(Data items)

----------------

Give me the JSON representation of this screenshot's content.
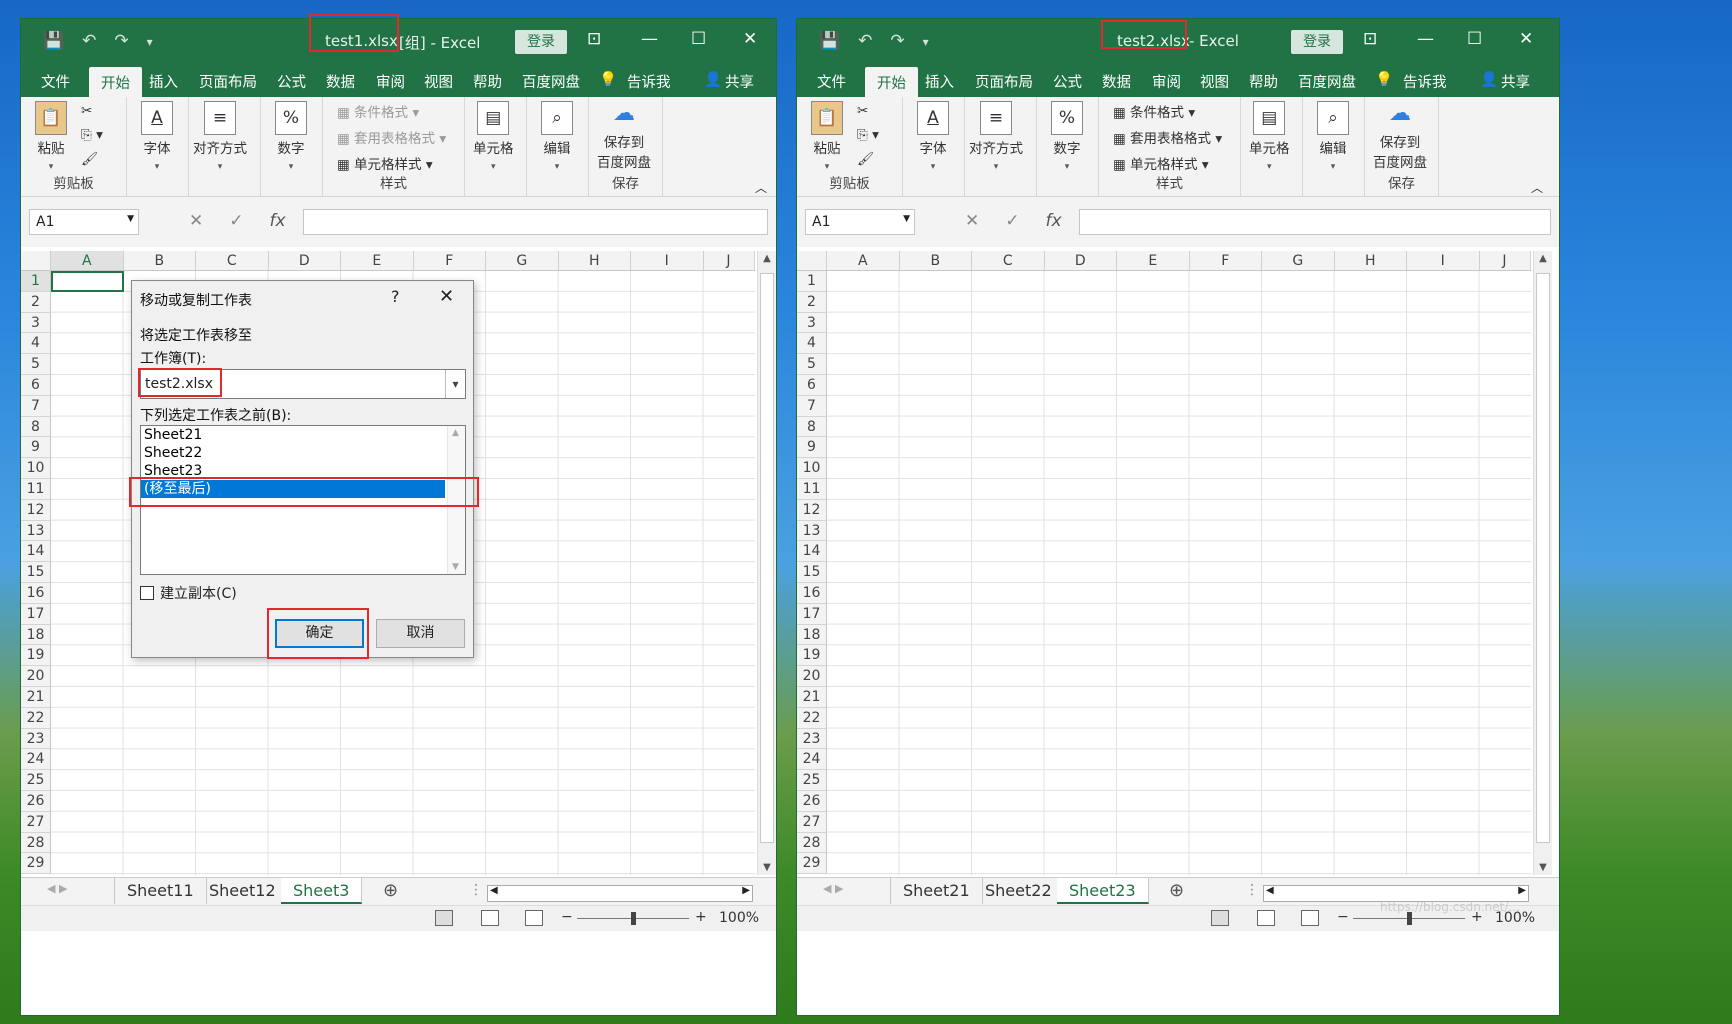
{
  "left": {
    "title_file": "test1.xlsx",
    "title_rest": "[组]  -  Excel",
    "login": "登录",
    "menu": [
      "文件",
      "开始",
      "插入",
      "页面布局",
      "公式",
      "数据",
      "审阅",
      "视图",
      "帮助",
      "百度网盘",
      "告诉我",
      "共享"
    ],
    "ribbon": {
      "paste": "粘贴",
      "clipboard": "剪贴板",
      "font": "字体",
      "align": "对齐方式",
      "number": "数字",
      "cond_format": "条件格式",
      "table_format": "套用表格格式",
      "cell_style": "单元格样式",
      "styles": "样式",
      "cells": "单元格",
      "edit": "编辑",
      "save_to": "保存到",
      "baidu": "百度网盘",
      "save": "保存"
    },
    "namebox": "A1",
    "columns": [
      "A",
      "B",
      "C",
      "D",
      "E",
      "F",
      "G",
      "H",
      "I",
      "J"
    ],
    "rows": [
      "1",
      "2",
      "3",
      "4",
      "5",
      "6",
      "7",
      "8",
      "9",
      "10",
      "11",
      "12",
      "13",
      "14",
      "15",
      "16",
      "17",
      "18",
      "19",
      "20",
      "21",
      "22",
      "23",
      "24",
      "25",
      "26",
      "27",
      "28",
      "29"
    ],
    "tabs": [
      "Sheet11",
      "Sheet12",
      "Sheet3"
    ],
    "active_tab": "Sheet3",
    "zoom": "100%"
  },
  "right": {
    "title_file": "test2.xlsx",
    "title_rest": "-  Excel",
    "login": "登录",
    "menu": [
      "文件",
      "开始",
      "插入",
      "页面布局",
      "公式",
      "数据",
      "审阅",
      "视图",
      "帮助",
      "百度网盘",
      "告诉我",
      "共享"
    ],
    "ribbon": {
      "paste": "粘贴",
      "clipboard": "剪贴板",
      "font": "字体",
      "align": "对齐方式",
      "number": "数字",
      "cond_format": "条件格式",
      "table_format": "套用表格格式",
      "cell_style": "单元格样式",
      "styles": "样式",
      "cells": "单元格",
      "edit": "编辑",
      "save_to": "保存到",
      "baidu": "百度网盘",
      "save": "保存"
    },
    "namebox": "A1",
    "columns": [
      "A",
      "B",
      "C",
      "D",
      "E",
      "F",
      "G",
      "H",
      "I",
      "J"
    ],
    "rows": [
      "1",
      "2",
      "3",
      "4",
      "5",
      "6",
      "7",
      "8",
      "9",
      "10",
      "11",
      "12",
      "13",
      "14",
      "15",
      "16",
      "17",
      "18",
      "19",
      "20",
      "21",
      "22",
      "23",
      "24",
      "25",
      "26",
      "27",
      "28",
      "29"
    ],
    "tabs": [
      "Sheet21",
      "Sheet22",
      "Sheet23"
    ],
    "active_tab": "Sheet23",
    "zoom": "100%"
  },
  "dialog": {
    "title": "移动或复制工作表",
    "help": "?",
    "close": "✕",
    "move_to_label": "将选定工作表移至",
    "workbook_label": "工作簿(T):",
    "workbook_value": "test2.xlsx",
    "before_label": "下列选定工作表之前(B):",
    "list": [
      "Sheet21",
      "Sheet22",
      "Sheet23",
      "(移至最后)"
    ],
    "selected": "(移至最后)",
    "copy_label": "建立副本(C)",
    "ok": "确定",
    "cancel": "取消"
  },
  "watermark": "https://blog.csdn.net/..."
}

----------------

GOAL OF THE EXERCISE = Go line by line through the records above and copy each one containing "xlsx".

SOLUTION =
    "title_file": "test1.xlsx",
    "title_file": "test2.xlsx",
    "workbook_value": "test2.xlsx",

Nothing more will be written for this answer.